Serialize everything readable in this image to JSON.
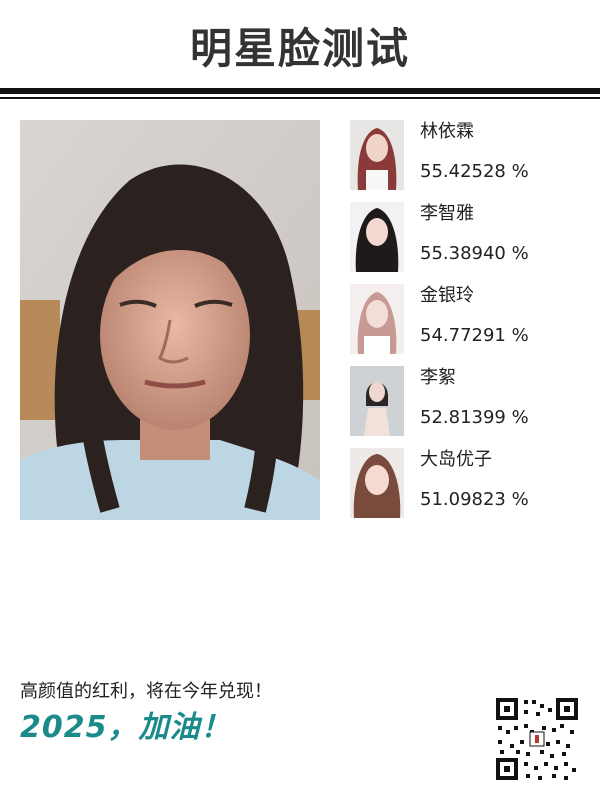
{
  "header": {
    "title": "明星脸测试"
  },
  "matches": [
    {
      "name": "林依霖",
      "score": "55.42528 %"
    },
    {
      "name": "李智雅",
      "score": "55.38940 %"
    },
    {
      "name": "金银玲",
      "score": "54.77291 %"
    },
    {
      "name": "李絮",
      "score": "52.81399 %"
    },
    {
      "name": "大岛优子",
      "score": "51.09823 %"
    }
  ],
  "footer": {
    "slogan": "高颜值的红利，将在今年兑现！",
    "cheer": "2025，加油！"
  },
  "colors": {
    "cheer": "#1a8a8a",
    "title": "#333333"
  }
}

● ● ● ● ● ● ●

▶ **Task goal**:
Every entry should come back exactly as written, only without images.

▶ **Answer for the task**:
Serialize everything readable in this image to JSON.
{
  "header": {
    "title": "明星脸测试"
  },
  "matches": [
    {
      "name": "林依霖",
      "score": "55.42528 %"
    },
    {
      "name": "李智雅",
      "score": "55.38940 %"
    },
    {
      "name": "金银玲",
      "score": "54.77291 %"
    },
    {
      "name": "李絮",
      "score": "52.81399 %"
    },
    {
      "name": "大岛优子",
      "score": "51.09823 %"
    }
  ],
  "footer": {
    "slogan": "高颜值的红利，将在今年兑现！",
    "cheer": "2025，加油！"
  },
  "colors": {
    "cheer": "#1a8a8a",
    "title": "#333333"
  }
}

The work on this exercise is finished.